**Exercise objective:**
Output only the line that contains "Extract the structured" and the lines after it, all verbatim, through the last one below.

--

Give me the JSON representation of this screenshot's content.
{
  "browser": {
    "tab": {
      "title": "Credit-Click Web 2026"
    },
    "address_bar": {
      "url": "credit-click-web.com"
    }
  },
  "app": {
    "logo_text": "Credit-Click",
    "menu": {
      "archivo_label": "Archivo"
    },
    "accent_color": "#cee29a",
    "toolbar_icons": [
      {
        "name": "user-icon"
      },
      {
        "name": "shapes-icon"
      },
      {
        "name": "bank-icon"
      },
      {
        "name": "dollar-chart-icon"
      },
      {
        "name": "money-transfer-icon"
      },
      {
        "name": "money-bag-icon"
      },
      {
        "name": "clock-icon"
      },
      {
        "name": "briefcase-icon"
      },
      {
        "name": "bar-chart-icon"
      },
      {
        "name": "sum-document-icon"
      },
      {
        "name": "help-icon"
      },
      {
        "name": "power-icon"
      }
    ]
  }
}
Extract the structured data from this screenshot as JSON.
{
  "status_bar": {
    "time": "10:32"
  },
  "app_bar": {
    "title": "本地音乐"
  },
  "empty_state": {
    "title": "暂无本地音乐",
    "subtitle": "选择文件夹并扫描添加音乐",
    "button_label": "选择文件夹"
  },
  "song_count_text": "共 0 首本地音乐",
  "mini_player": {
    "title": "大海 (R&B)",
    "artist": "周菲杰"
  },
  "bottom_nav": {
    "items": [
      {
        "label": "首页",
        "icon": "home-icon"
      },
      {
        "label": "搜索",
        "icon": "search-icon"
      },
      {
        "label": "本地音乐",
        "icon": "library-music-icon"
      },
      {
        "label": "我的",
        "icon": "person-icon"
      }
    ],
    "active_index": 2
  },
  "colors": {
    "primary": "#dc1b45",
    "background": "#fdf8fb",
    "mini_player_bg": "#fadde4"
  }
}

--

**Solution:**
Extract the structured data from this screenshot as JSON.
{
  "status_bar": {
    "time": "10:32"
  },
  "app_bar": {
    "title": "本地音乐"
  },
  "empty_state": {
    "title": "暂无本地音乐",
    "subtitle": "选择文件夹并扫描添加音乐",
    "button_label": "选择文件夹"
  },
  "song_count_text": "共 0 首本地音乐",
  "mini_player": {
    "title": "大海 (R&B)",
    "artist": "周菲杰"
  },
  "bottom_nav": {
    "items": [
      {
        "label": "首页",
        "icon": "home-icon"
      },
      {
        "label": "搜索",
        "icon": "search-icon"
      },
      {
        "label": "本地音乐",
        "icon": "library-music-icon"
      },
      {
        "label": "我的",
        "icon": "person-icon"
      }
    ],
    "active_index": 2
  },
  "colors": {
    "primary": "#dc1b45",
    "background": "#fdf8fb",
    "mini_player_bg": "#fadde4"
  }
}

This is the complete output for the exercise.